__INFORMATION GIVEN__:

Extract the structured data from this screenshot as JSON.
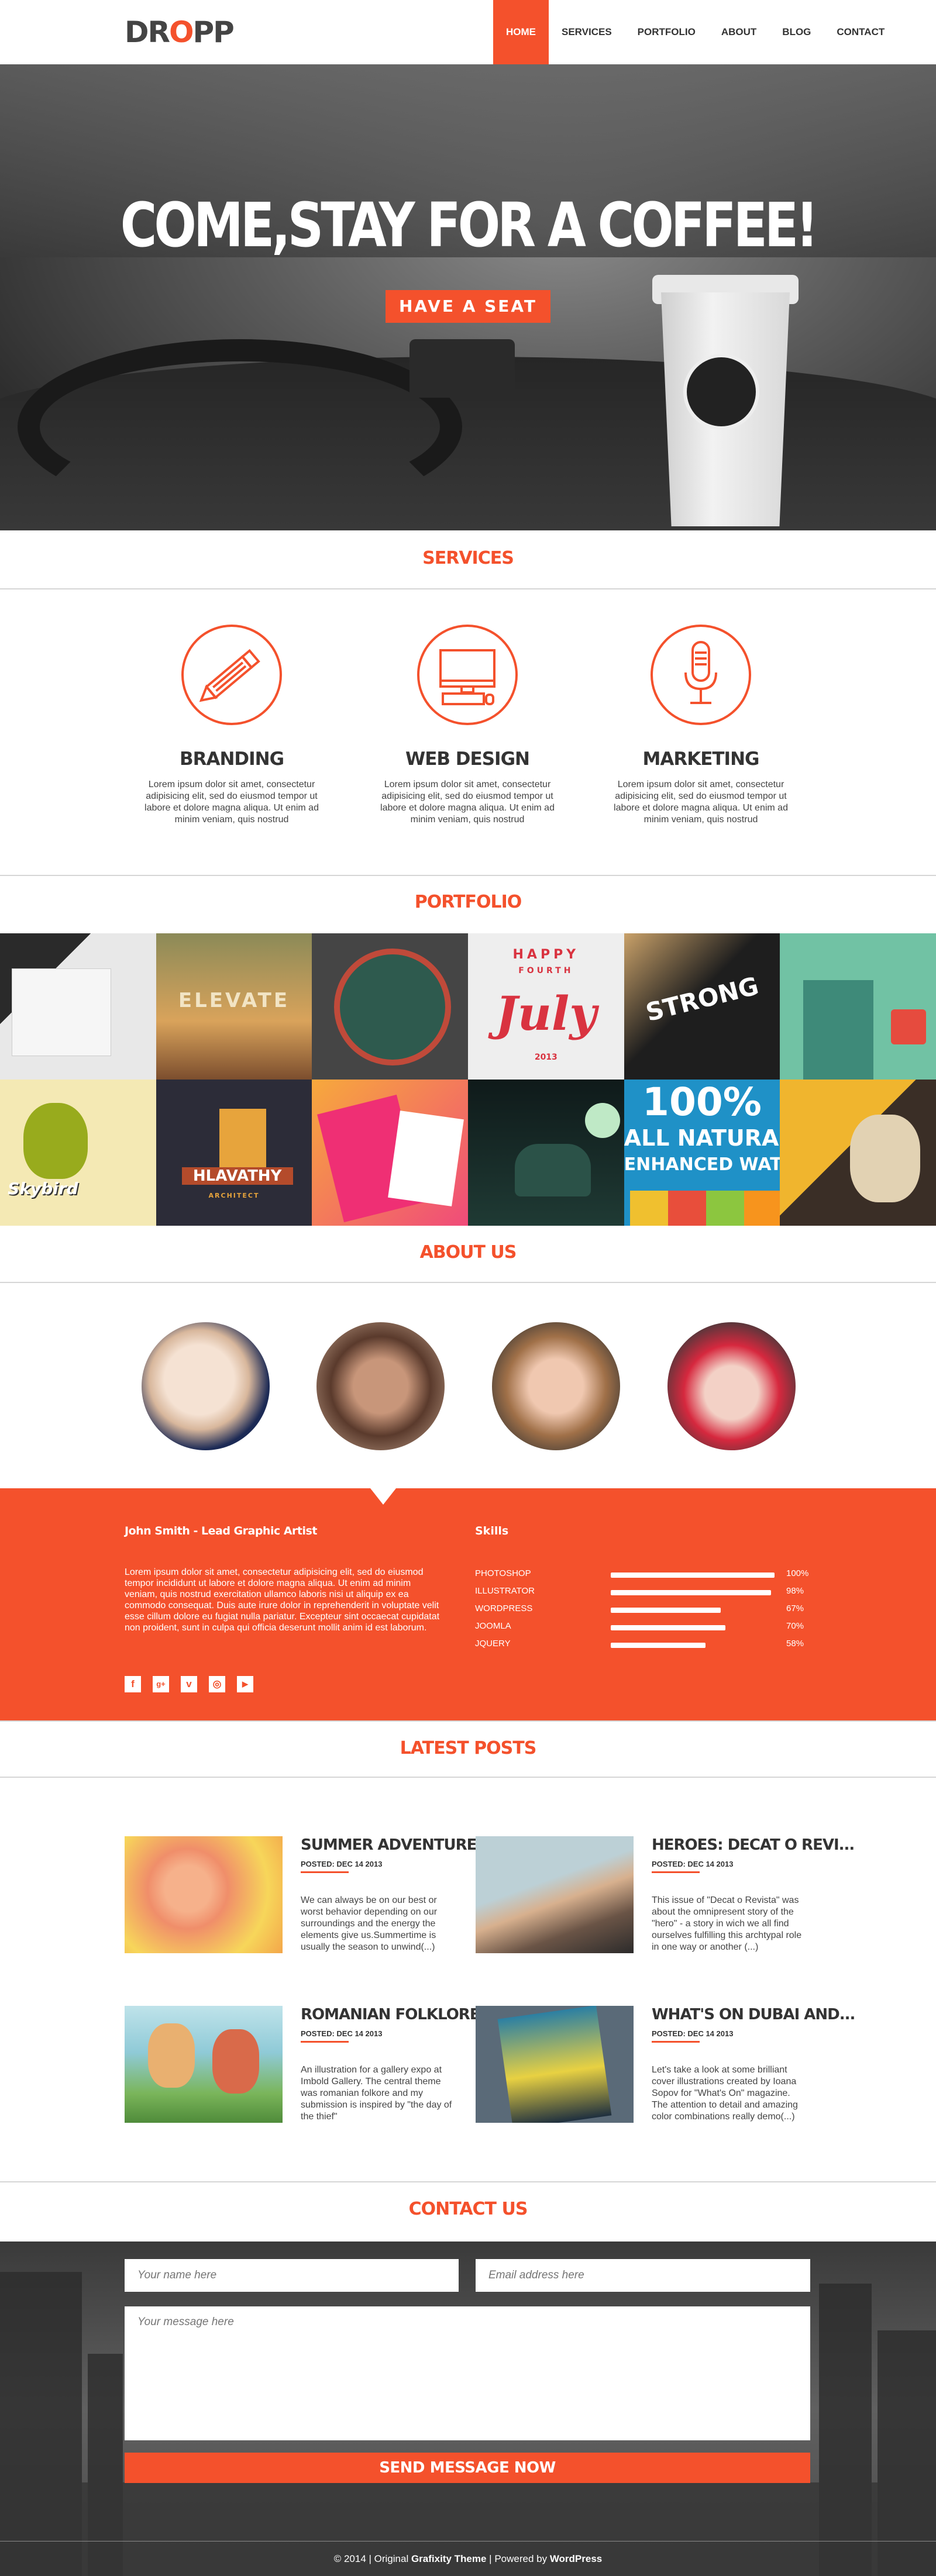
{
  "logo": {
    "pre": "DR",
    "accent": "O",
    "post": "PP"
  },
  "nav": [
    "HOME",
    "SERVICES",
    "PORTFOLIO",
    "ABOUT",
    "BLOG",
    "CONTACT"
  ],
  "hero": {
    "title": "COME,STAY FOR A COFFEE!",
    "cta": "HAVE A SEAT"
  },
  "sections": {
    "services": "SERVICES",
    "portfolio": "PORTFOLIO",
    "about": "ABOUT US",
    "posts": "LATEST POSTS",
    "contact": "CONTACT US"
  },
  "services": [
    {
      "icon": "pencil-icon",
      "title": "BRANDING",
      "text": "Lorem ipsum dolor sit amet, consectetur adipisicing elit, sed do eiusmod tempor ut labore et dolore magna aliqua. Ut enim ad minim veniam, quis nostrud"
    },
    {
      "icon": "monitor-icon",
      "title": "WEB DESIGN",
      "text": "Lorem ipsum dolor sit amet, consectetur adipisicing elit, sed do eiusmod tempor ut labore et dolore magna aliqua. Ut enim ad minim veniam, quis nostrud"
    },
    {
      "icon": "microphone-icon",
      "title": "MARKETING",
      "text": "Lorem ipsum dolor sit amet, consectetur adipisicing elit, sed do eiusmod tempor ut labore et dolore magna aliqua. Ut enim ad minim veniam, quis nostrud"
    }
  ],
  "portfolio": {
    "elevate": "ELEVATE",
    "happy": "HAPPY",
    "fourth": "FOURTH",
    "july": "July",
    "year": "2013",
    "strong": "STRONG",
    "skybird": "Skybird",
    "hlavathy": "HLAVATHY",
    "architect": "ARCHITECT",
    "natural1": "100%",
    "natural2": "ALL NATURAL",
    "natural3": "ENHANCED WATER"
  },
  "about": {
    "bio_title": "John Smith - Lead Graphic Artist",
    "bio_text": "Lorem ipsum dolor sit amet, consectetur adipisicing elit, sed do eiusmod tempor incididunt ut labore et dolore magna aliqua. Ut enim ad minim veniam, quis nostrud exercitation ullamco laboris nisi ut aliquip ex ea commodo consequat. Duis aute irure dolor in reprehenderit in voluptate velit esse cillum dolore eu fugiat nulla pariatur. Excepteur sint occaecat cupidatat non proident, sunt in culpa qui officia deserunt mollit anim id est laborum.",
    "skills_title": "Skills",
    "skills": [
      {
        "name": "PHOTOSHOP",
        "value": "100%",
        "level": 1.0
      },
      {
        "name": "ILLUSTRATOR",
        "value": "98%",
        "level": 0.98
      },
      {
        "name": "WORDPRESS",
        "value": "67%",
        "level": 0.67
      },
      {
        "name": "JOOMLA",
        "value": "70%",
        "level": 0.7
      },
      {
        "name": "JQUERY",
        "value": "58%",
        "level": 0.58
      }
    ],
    "social_icons": [
      "facebook-icon",
      "google-plus-icon",
      "vimeo-icon",
      "instagram-icon",
      "youtube-icon"
    ],
    "social_glyphs": [
      "f",
      "g+",
      "v",
      "◎",
      "▶"
    ]
  },
  "posts": [
    {
      "title": "SUMMER ADVENTURES...",
      "date": "POSTED: DEC 14 2013",
      "text": "We can always be on our best or worst behavior depending on our surroundings and the energy the elements give us.Summertime is usually the season to unwind(...)"
    },
    {
      "title": "HEROES: DECAT O REVI...",
      "date": "POSTED: DEC 14 2013",
      "text": "This issue of \"Decat o Revista\" was about the omnipresent story of the \"hero\" - a story in wich we all find ourselves fulfilling this archtypal role in one way or another (...)"
    },
    {
      "title": "ROMANIAN FOLKLORE",
      "date": "POSTED: DEC 14 2013",
      "text": "An illustration for a gallery expo at Imbold Gallery. The central theme was romanian folkore and my submission is inspired by \"the day of the thief\""
    },
    {
      "title": "WHAT'S ON DUBAI AND...",
      "date": "POSTED: DEC 14 2013",
      "text": "Let's take a look at some brilliant cover illustrations created by Ioana Sopov for \"What's On\" magazine. The attention to detail and amazing color combinations really demo(...)"
    }
  ],
  "contact": {
    "name_ph": "Your name here",
    "email_ph": "Email address here",
    "msg_ph": "Your message here",
    "send": "SEND MESSAGE NOW"
  },
  "footer": {
    "pre": "© 2014 | Original ",
    "theme": "Grafixity Theme",
    "mid": " | Powered by ",
    "wp": "WordPress"
  },
  "colors": {
    "accent": "#f4512c",
    "text": "#333333"
  }
}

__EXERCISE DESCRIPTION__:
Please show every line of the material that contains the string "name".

__YOUR RESPONSE__:
        "name": "PHOTOSHOP",
        "name": "ILLUSTRATOR",
        "name": "WORDPRESS",
        "name": "JOOMLA",
        "name": "JQUERY",
    "name_ph": "Your name here",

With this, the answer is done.